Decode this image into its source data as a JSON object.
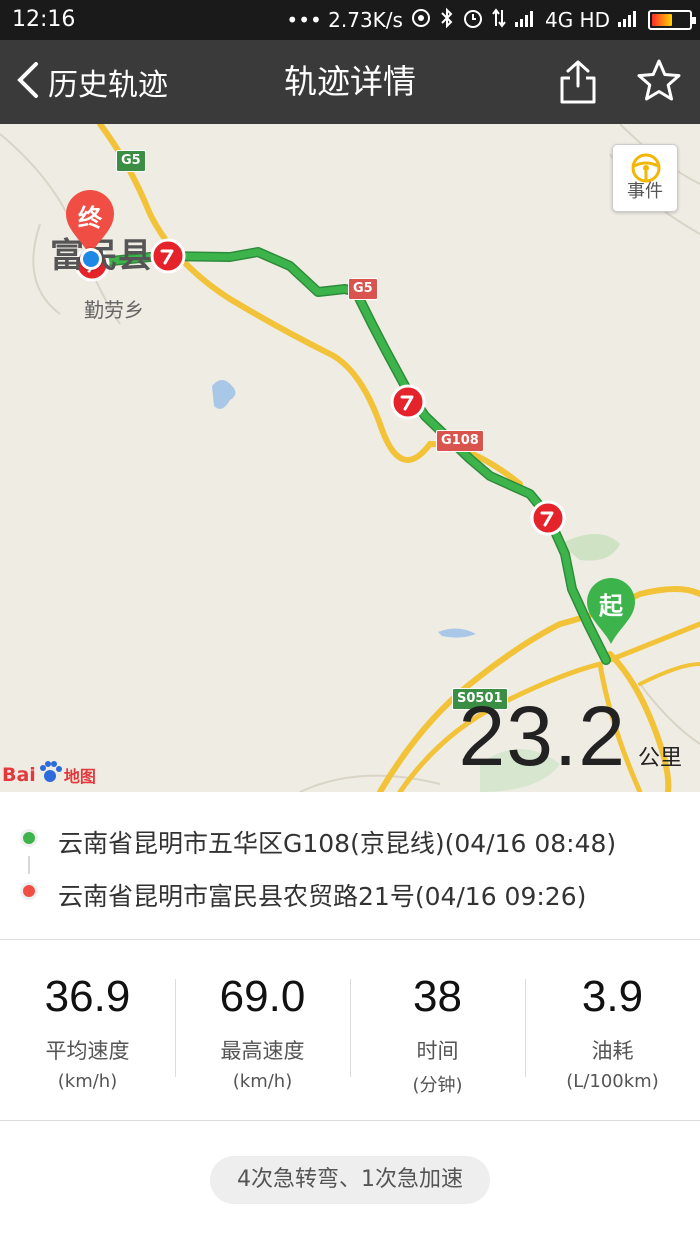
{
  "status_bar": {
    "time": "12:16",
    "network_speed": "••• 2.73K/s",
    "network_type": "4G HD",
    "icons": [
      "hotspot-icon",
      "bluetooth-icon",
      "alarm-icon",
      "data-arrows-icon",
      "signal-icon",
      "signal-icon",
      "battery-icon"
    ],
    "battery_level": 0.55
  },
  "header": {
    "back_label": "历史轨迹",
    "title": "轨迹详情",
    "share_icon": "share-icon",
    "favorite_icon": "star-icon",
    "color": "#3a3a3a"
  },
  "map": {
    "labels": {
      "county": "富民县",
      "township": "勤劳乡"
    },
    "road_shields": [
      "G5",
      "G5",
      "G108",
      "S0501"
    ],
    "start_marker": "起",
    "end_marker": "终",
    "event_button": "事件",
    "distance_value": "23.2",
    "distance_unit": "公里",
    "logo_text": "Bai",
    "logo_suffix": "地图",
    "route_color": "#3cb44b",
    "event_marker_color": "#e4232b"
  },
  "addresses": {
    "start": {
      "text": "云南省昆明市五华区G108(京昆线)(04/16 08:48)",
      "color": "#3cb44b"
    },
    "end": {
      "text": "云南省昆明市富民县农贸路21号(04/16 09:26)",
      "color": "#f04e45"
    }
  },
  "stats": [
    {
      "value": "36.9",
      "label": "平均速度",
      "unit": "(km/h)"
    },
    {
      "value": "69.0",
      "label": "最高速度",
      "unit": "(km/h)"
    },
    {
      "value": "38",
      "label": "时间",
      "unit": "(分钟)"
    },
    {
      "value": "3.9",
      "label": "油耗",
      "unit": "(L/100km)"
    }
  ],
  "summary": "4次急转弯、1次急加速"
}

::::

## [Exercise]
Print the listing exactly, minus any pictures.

## [Response to this exercise]
Decode this image into its source data as a JSON object.
{
  "status_bar": {
    "time": "12:16",
    "network_speed": "••• 2.73K/s",
    "network_type": "4G HD",
    "icons": [
      "hotspot-icon",
      "bluetooth-icon",
      "alarm-icon",
      "data-arrows-icon",
      "signal-icon",
      "signal-icon",
      "battery-icon"
    ],
    "battery_level": 0.55
  },
  "header": {
    "back_label": "历史轨迹",
    "title": "轨迹详情",
    "share_icon": "share-icon",
    "favorite_icon": "star-icon",
    "color": "#3a3a3a"
  },
  "map": {
    "labels": {
      "county": "富民县",
      "township": "勤劳乡"
    },
    "road_shields": [
      "G5",
      "G5",
      "G108",
      "S0501"
    ],
    "start_marker": "起",
    "end_marker": "终",
    "event_button": "事件",
    "distance_value": "23.2",
    "distance_unit": "公里",
    "logo_text": "Bai",
    "logo_suffix": "地图",
    "route_color": "#3cb44b",
    "event_marker_color": "#e4232b"
  },
  "addresses": {
    "start": {
      "text": "云南省昆明市五华区G108(京昆线)(04/16 08:48)",
      "color": "#3cb44b"
    },
    "end": {
      "text": "云南省昆明市富民县农贸路21号(04/16 09:26)",
      "color": "#f04e45"
    }
  },
  "stats": [
    {
      "value": "36.9",
      "label": "平均速度",
      "unit": "(km/h)"
    },
    {
      "value": "69.0",
      "label": "最高速度",
      "unit": "(km/h)"
    },
    {
      "value": "38",
      "label": "时间",
      "unit": "(分钟)"
    },
    {
      "value": "3.9",
      "label": "油耗",
      "unit": "(L/100km)"
    }
  ],
  "summary": "4次急转弯、1次急加速"
}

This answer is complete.